The SBA hasn’t argued that they should be allowed to keep the details under wraps, but that they plan on attending to FOIA requests at an indefinite later date. “At this time, the agency is focusing its efforts on assisting small businesses during this unprecedented disruption to the economy due to the coronavirus (COVID-19) outbreak,” reads a statement on its website.
Considering what’s come out so far about big companies like Shake Shack and Ruth’s Chris Steakhouse claiming (and returning) hundreds of millions of PPP loans meant for small businesses, it shouldn’t be surprising that news organizations are asking for total transparency about where the stimulus funds are actually going. (Businesses have until May 18 to return PPP funds they’ve claimed in error).

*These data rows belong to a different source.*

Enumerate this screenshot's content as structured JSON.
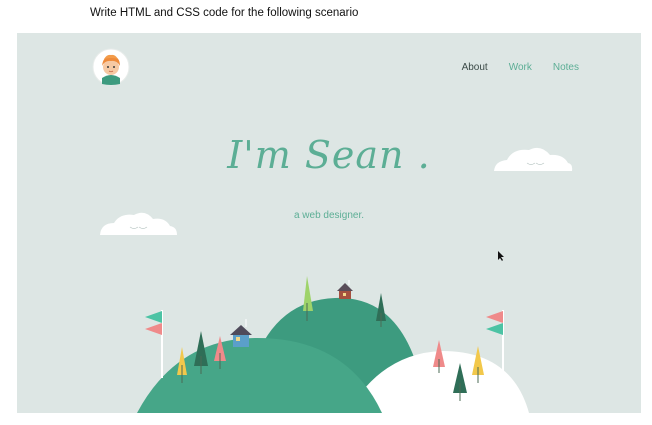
{
  "instruction": "Write HTML and CSS code for the following scenario",
  "nav": {
    "about": "About",
    "work": "Work",
    "notes": "Notes"
  },
  "hero": {
    "title": "I'm Sean .",
    "subtitle": "a web designer."
  },
  "colors": {
    "background": "#dde6e4",
    "accent": "#5cae95",
    "hill_dark": "#3d9b7f",
    "hill_front": "#46a688",
    "snow": "#ffffff",
    "flag_teal": "#4cc3a4",
    "flag_pink": "#ef8a8a"
  },
  "icons": {
    "avatar": "avatar-icon",
    "cloud": "cloud-icon",
    "tree": "tree-icon",
    "house": "house-icon",
    "flag": "flag-icon",
    "cursor": "cursor-icon"
  }
}
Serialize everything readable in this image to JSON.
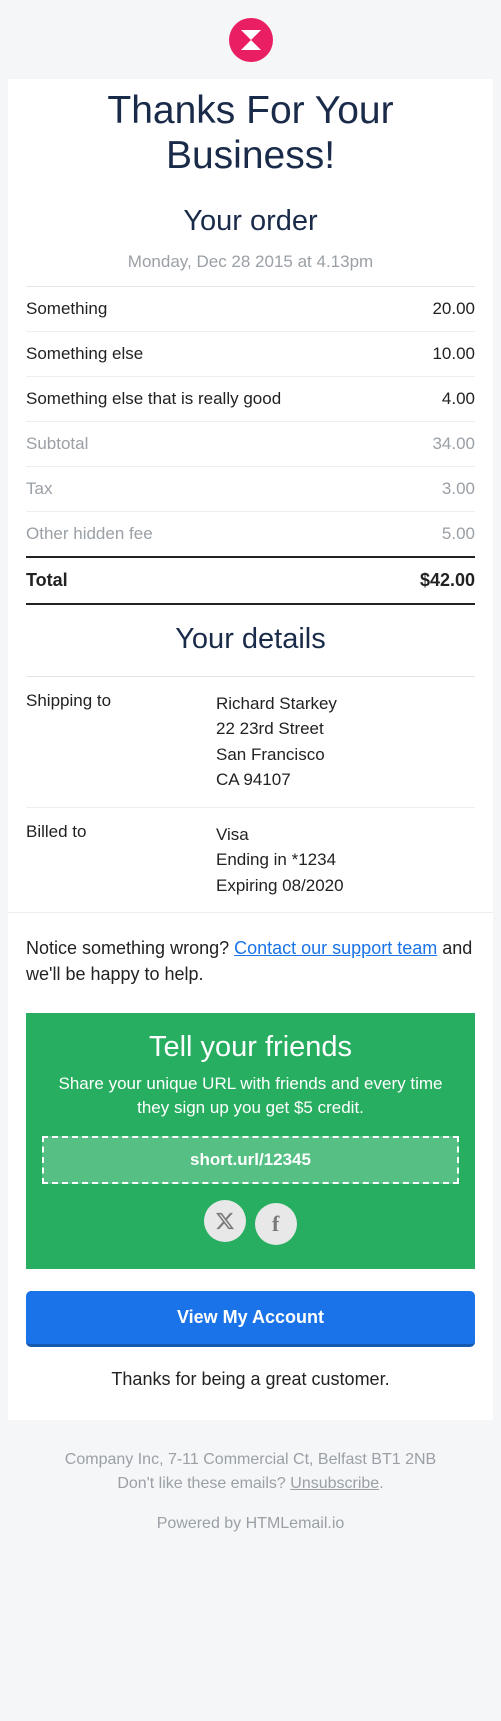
{
  "logo_icon": "hourglass-icon",
  "heading": "Thanks For Your Business!",
  "order_heading": "Your order",
  "order_date": "Monday, Dec 28 2015 at 4.13pm",
  "items": [
    {
      "label": "Something",
      "price": "20.00"
    },
    {
      "label": "Something else",
      "price": "10.00"
    },
    {
      "label": "Something else that is really good",
      "price": "4.00"
    }
  ],
  "fees": [
    {
      "label": "Subtotal",
      "price": "34.00"
    },
    {
      "label": "Tax",
      "price": "3.00"
    },
    {
      "label": "Other hidden fee",
      "price": "5.00"
    }
  ],
  "total_label": "Total",
  "total_price": "$42.00",
  "details_heading": "Your details",
  "shipping_label": "Shipping to",
  "shipping": {
    "name": "Richard Starkey",
    "street": "22 23rd Street",
    "city": "San Francisco",
    "region": "CA 94107"
  },
  "billed_label": "Billed to",
  "billed": {
    "card": "Visa",
    "ending": "Ending in *1234",
    "expiring": "Expiring 08/2020"
  },
  "notice_pre": "Notice something wrong? ",
  "notice_link": "Contact our support team",
  "notice_post": " and we'll be happy to help.",
  "share": {
    "heading": "Tell your friends",
    "body": "Share your unique URL with friends and every time they sign up you get $5 credit.",
    "url": "short.url/12345"
  },
  "cta_label": "View My Account",
  "closing": "Thanks for being a great customer.",
  "footer": {
    "company": "Company Inc, 7-11 Commercial Ct, Belfast BT1 2NB",
    "unsub_pre": "Don't like these emails? ",
    "unsub_link": "Unsubscribe",
    "unsub_post": ".",
    "powered": "Powered by HTMLemail.io"
  }
}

“Enormous amounts of taxpayer money are being committed to what is supposed to be a lifeline for millions of struggling American businesses,” said ProPublica General Counsel Jeremy Kutner. “The public has an urgent right and need to know how it is being spent, and whether it is being directed to those most in need. We are pleased to be acting along with colleagues at other leading news organizations to make sure this information promptly sees the light of day.”